  • When you host these conversations, make sure to come with prompts that will spark meaningful discussions, such as “What are some valuable life lessons you’ll take away from camp?” or “How has camp impacted your personal growth?”
  • Not all campers will feel comfortable speaking up, so get creative with how you encourage reflection. Hang signs around camp where memorable activities have taken place and hang a pen near each one. Write about each activity and why it was special. Campers can sign their names or add a check mark if they agree. On the last day, tally up all the signatures to show how wide-ranging these feelings are.

Foster lasting connections to offset post-camp blues

Camp friends are forever friends, and staying in touch with them is an ideal way to hold off the blues. Encourage campers to exchange contact information with their newfound friends. Provide opportunities for them to stay connected through social media, email, or even organized reunions. These connections ensure that campers have a support system beyond the camp environment, and can ease their transition back home.

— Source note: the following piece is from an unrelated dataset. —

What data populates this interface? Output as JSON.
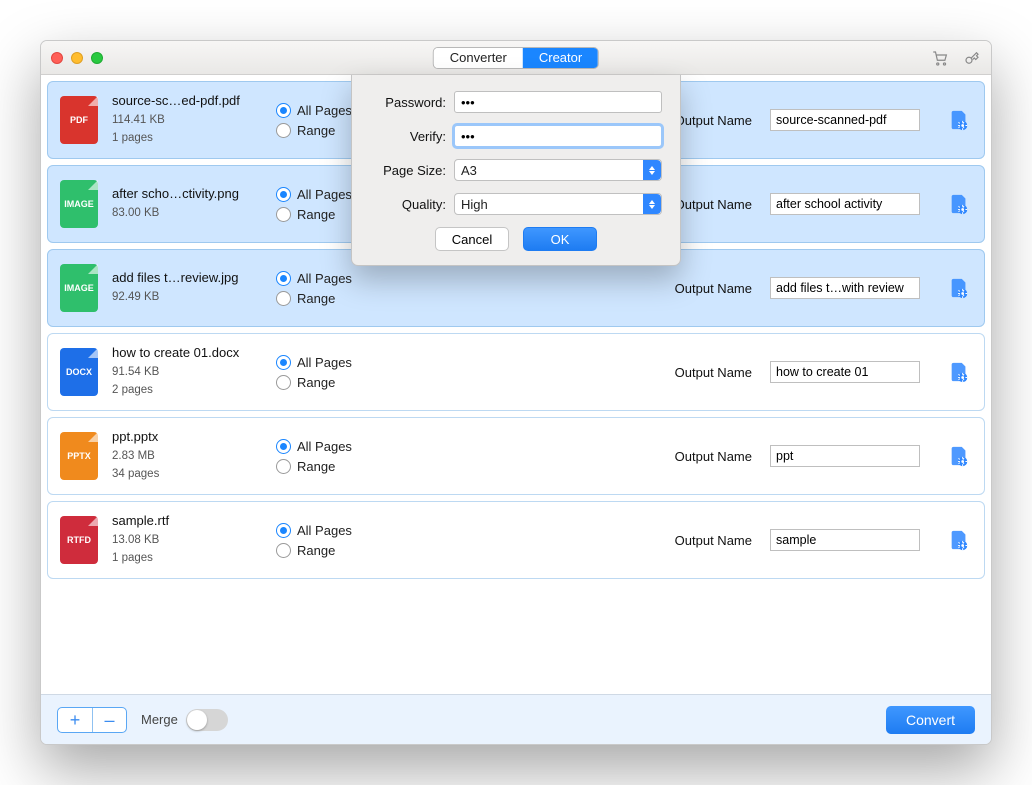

  • Create a post-camp calendar with bi-weekly email topics for campers to write about. It’s easier for them to keep in touch if they have something specific to write about. You can send email reminders about the topic of the month or specific questions they should answer in emails to each other.
  • Facilitate virtual meet-ups after camp. Zoom campfires were a popular innovation at the start of the pandemic and can bring the warm feelings of camp home, even without a fire. Use these instructions to turn on the right Zoom settings for group singing.

Create a memory keepsake

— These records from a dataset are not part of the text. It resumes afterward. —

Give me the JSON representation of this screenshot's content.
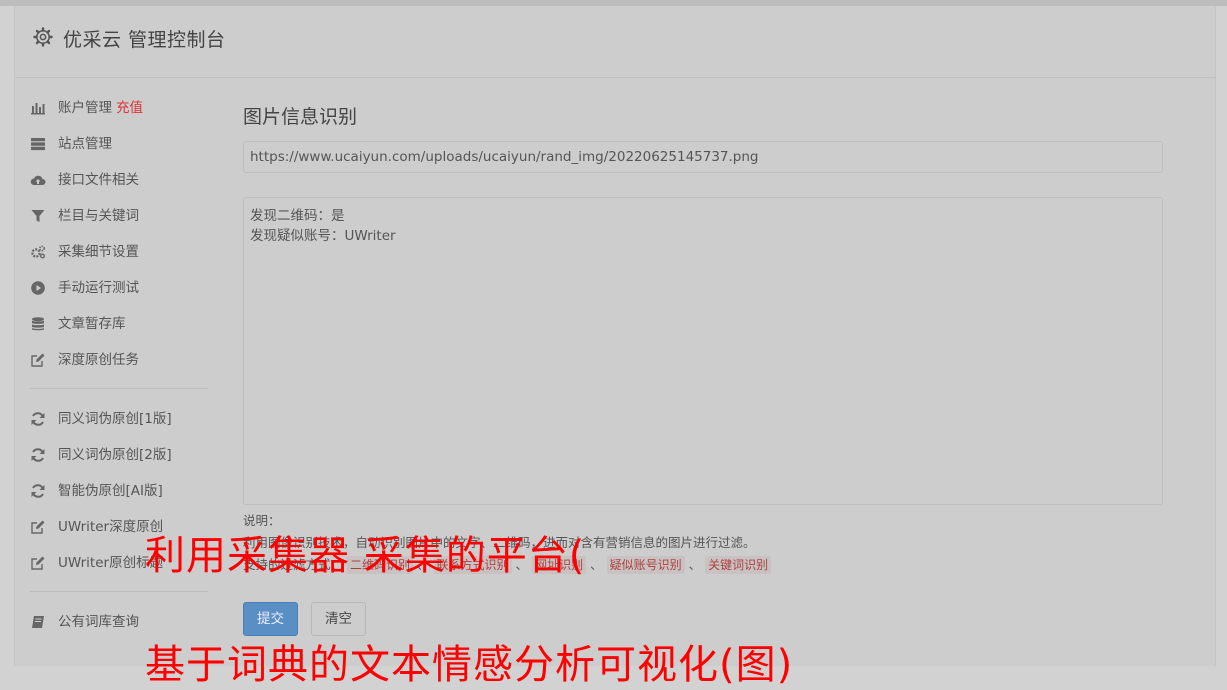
{
  "header": {
    "title": "优采云 管理控制台"
  },
  "sidebar": {
    "groups": [
      [
        {
          "label": "账户管理",
          "extra": "充值",
          "icon": "bar-chart-icon"
        },
        {
          "label": "站点管理",
          "icon": "server-icon"
        },
        {
          "label": "接口文件相关",
          "icon": "cloud-upload-icon"
        },
        {
          "label": "栏目与关键词",
          "icon": "filter-icon"
        },
        {
          "label": "采集细节设置",
          "icon": "cogs-icon"
        },
        {
          "label": "手动运行测试",
          "icon": "play-circle-icon"
        },
        {
          "label": "文章暂存库",
          "icon": "database-icon"
        },
        {
          "label": "深度原创任务",
          "icon": "edit-icon"
        }
      ],
      [
        {
          "label": "同义词伪原创[1版]",
          "icon": "refresh-icon"
        },
        {
          "label": "同义词伪原创[2版]",
          "icon": "refresh-icon"
        },
        {
          "label": "智能伪原创[AI版]",
          "icon": "refresh-icon"
        },
        {
          "label": "UWriter深度原创",
          "icon": "edit-icon"
        },
        {
          "label": "UWriter原创标题",
          "icon": "edit-icon"
        }
      ],
      [
        {
          "label": "公有词库查询",
          "icon": "book-icon"
        }
      ]
    ]
  },
  "main": {
    "heading": "图片信息识别",
    "url_value": "https://www.ucaiyun.com/uploads/ucaiyun/rand_img/20220625145737.png",
    "result_text": "发现二维码：是\n发现疑似账号：UWriter",
    "desc_label": "说明：",
    "desc_line": "利用图像识别技术，自动识别图片中的文字、二维码，进而对含有营销信息的图片进行过滤。",
    "filter_label": "支持的过滤方式：",
    "filters": [
      "二维码识别",
      "联系方式识别",
      "网址识别",
      "疑似账号识别",
      "关键词识别"
    ],
    "filter_sep": "、",
    "submit_label": "提交",
    "clear_label": "清空"
  },
  "overlay": {
    "line1": "利用采集器 采集的平台(",
    "line2": "基于词典的文本情感分析可视化(图)"
  },
  "colors": {
    "accent": "#5a8fc6",
    "recharge": "#dd3333",
    "overlay": "#ff0000"
  }
}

Help campers create or find a personalized memory keepsake that captures their favorite moments. This could be an arts and crafts project, a drawing of their favorite spot at camp, or a little bottle of lake water. This tangible reminder of their camp experience is something they can hold onto all year long.

  • Set aside time for campers to create or gather their keepsake.
  • Host a sharing session where campers can show their keepsakes and share what they mean to them.
  • If you don’t want campers to take an object from camp, an alternative activity is to create a time capsule that you can open at a later date and fill it with camp keepsakes. You can have a member of year-round staff record a video of the opening ceremony in winter, or even wait until the first day of camp next summer.

Provide resources for ongoing engagement

Just because summer ends, that doesn’t mean the feeling of camp has to. You can offer campers resources and recommendations to stay engaged in activities related to their camp experience after camp ends. This can include local clubs, workshops, or online communities where they can pursue their interests and hobbies.

  • Compile a list of these resources related to camp activities or interests, and share it with campers and their families.
  • Recommend books, podcasts, or online resources that align with campers’ interests, to provide them with additional avenues for exploration and learning.

Stay connected through post-camp communication

The moment campers watch their best friends leave camp might be the hardest of them all. Acknowledge that saying goodbye can be challenging and provide emotional support during the departure process. After the final bus departs, maintain open lines of communication with campers and their families. Send follow-up emails or newsletters that share highlights, upcoming events, and opportunities for campers to stay engaged with the camp community. When you keep campers connected, it helps them feel a sense of belonging even when physically apart.

Create a camp newsletter or blog that is shared via email or mailed to campers’ homes. Include updates about upcoming events, camper spotlights, and stories from the camp experience. This provides a tangible connection to camp and allows campers to stay engaged without reliance on social media.

The end of a summer at camp will always be hard, but camp staff can embrace it through thoughtful activities, meaningful discussions, and ongoing support. You guide your campers to process their emotions, foster lasting connections, and hold tightly to the memories they’ve created.